People under 30 in Kazakhstan have only known one leader -- Nursultan Nazarbayev, who announced his resignation this week after shepherding the country from the Soviet era. His stage-managed departure -- he will keep key posts and significant political influence -- has left Kazakh millennials wondering what will come next. "The word 'Nazarbayev' means something like the word 'parent'," said 18-year-old film student Madi Makanov, who lives in the country's largest city Almaty.
A U.S. jury on Tuesday found Bayer AG's glyphosate-based Roundup weed killer caused cancer, a blow to the company eight months after another jury issued a $289 million verdict over similar claims in a different case. Tuesday's unanimous jury decision in San Francisco federal court, which came after five days of deliberation, was not a finding of Bayer's liability for the cancer of plaintiff Edwin Hardeman. Liability and damages will be decided by the same jury in a second trial phase beginning on Wednesday.

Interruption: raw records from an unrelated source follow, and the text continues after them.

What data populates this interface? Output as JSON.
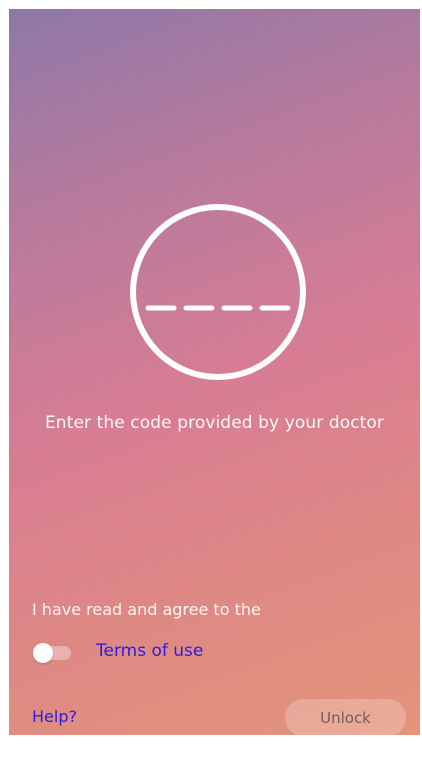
{
  "colors": {
    "gradient_top": "#8e78a8",
    "gradient_middle": "#d87d94",
    "gradient_bottom": "#e4957a",
    "link": "#2a1ee0",
    "text": "#ffffff"
  },
  "code_entry": {
    "icon": "code-circle-icon",
    "placeholder": "----"
  },
  "prompt": "Enter the code provided by your doctor",
  "terms": {
    "agree_text": "I have read and agree to the",
    "toggle_on": false,
    "link_label": "Terms of use"
  },
  "footer": {
    "help_label": "Help?",
    "unlock_label": "Unlock"
  }
}
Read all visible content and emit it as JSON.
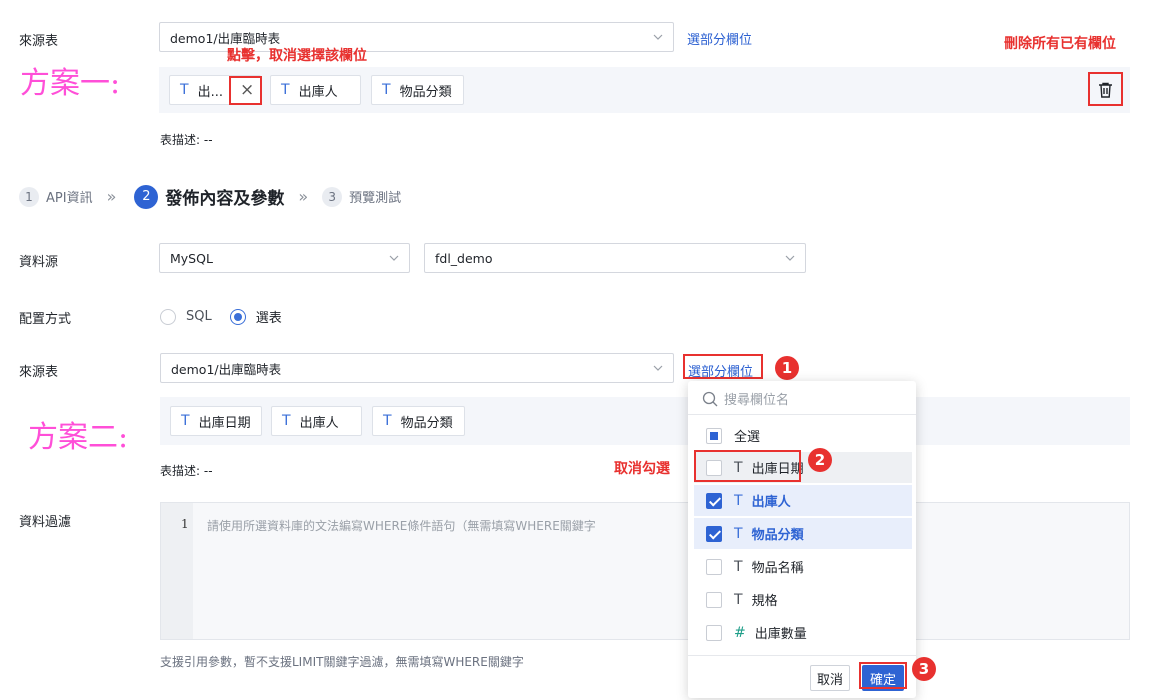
{
  "plan1": {
    "label": "方案一:",
    "source_table_label": "來源表",
    "source_table_value": "demo1/出庫臨時表",
    "select_fields_link": "選部分欄位",
    "chips": [
      {
        "icon": "T",
        "label": "出..."
      },
      {
        "icon": "T",
        "label": "出庫人"
      },
      {
        "icon": "T",
        "label": "物品分類"
      }
    ],
    "chip_remove_icon": "×",
    "table_desc": "表描述: --",
    "note_click": "點擊，取消選擇該欄位",
    "note_delete_all": "刪除所有已有欄位"
  },
  "steps": [
    {
      "num": "1",
      "label": "API資訊"
    },
    {
      "num": "2",
      "label": "發佈內容及參數"
    },
    {
      "num": "3",
      "label": "預覽測試"
    }
  ],
  "form": {
    "datasource_label": "資料源",
    "datasource_value": "MySQL",
    "database_value": "fdl_demo",
    "config_label": "配置方式",
    "config_options": [
      "SQL",
      "選表"
    ],
    "source_table_label": "來源表",
    "source_table_value": "demo1/出庫臨時表",
    "select_fields_link": "選部分欄位",
    "table_desc": "表描述: --",
    "filter_label": "資料過濾",
    "editor_line_no": "1",
    "editor_placeholder": "請使用所選資料庫的文法編寫WHERE條件語句（無需填寫WHERE關鍵字",
    "hint": "支援引用參數，暫不支援LIMIT關鍵字過濾，無需填寫WHERE關鍵字"
  },
  "plan2": {
    "label": "方案二:",
    "chips": [
      {
        "icon": "T",
        "label": "出庫日期"
      },
      {
        "icon": "T",
        "label": "出庫人"
      },
      {
        "icon": "T",
        "label": "物品分類"
      }
    ],
    "note_uncheck": "取消勾選"
  },
  "dropdown": {
    "search_placeholder": "搜尋欄位名",
    "select_all": "全選",
    "items": [
      {
        "icon": "T",
        "label": "出庫日期",
        "checked": false
      },
      {
        "icon": "T",
        "label": "出庫人",
        "checked": true
      },
      {
        "icon": "T",
        "label": "物品分類",
        "checked": true
      },
      {
        "icon": "T",
        "label": "物品名稱",
        "checked": false
      },
      {
        "icon": "T",
        "label": "規格",
        "checked": false
      },
      {
        "icon": "#",
        "label": "出庫數量",
        "checked": false
      }
    ],
    "cancel": "取消",
    "confirm": "確定"
  },
  "badges": [
    "1",
    "2",
    "3"
  ],
  "colors": {
    "accent": "#2e63d3",
    "annotation": "#e8312f",
    "plan_label": "#ff4fd8"
  }
}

Investigators say a northern California elementary school staff member called police after watching surveillance footage of an armed person scoping out the school.
On Monday, a female airplane passenger is under arrest for attempting to open a boarding door on a Delta Airlines flight from Indianapolis to Detroit. Fellow passengers restrained the woman, who has not been named, until the plane landed in Detroit.
Novartis AG said its own internal investigation found no evidence of bribery to Greek state officials as an upcoming election puts the Swiss drugmaker back in the spotlight. Greece is investigating reports of payoffs by Novartis in a high-profile case that implicates two of the country's former prime ministers and a European Union commissioner. The U.S. is investigating similar allegations.
In the wake of a massive college bribery scheme, the schools caught in the middle have been left facing a thorny question: What to do about the students who may have been admitted through fraud? The University of Southern California announced late Monday it had placed holds on an undisclosed number of students, meaning they can't register for classes or obtain transcripts until their cases are reviewed. At Yale, the president declined to comment on specific cases but said it's a "longstanding policy is to rescind the admission of students who falsified their Yale College applications." Stanford similarly noted that students could be "disenrolled" or have offers of admission rescinded.
The sick and wounded among them were evacuated to nearby military hospitals for treatment, according to a spokesman for the SDF. The advance brought a months-old operation to wipe out the last vestige of Isil's once-sprawling "caliphate" closer to its inevitable outcome but the SDF stopped short of declaring the battle over. "This is not a victory announcement, but a significant progress in the fight against Daesh," Mustafa Bali, SDF spokesman, said, using an Arabic acronym for Isil.
U.S. President Donald Trump said on Wednesday he does not mind if the public is allowed to see the report that Special Counsel Robert Mueller is preparing about his investigation of Russian meddling in the 2016 presidential election and any possible links to the Trump campaign. quot;Let it come out, let people see it, that's up to the attorney general ... and we'll see what happens," Trump told reporters at the White House.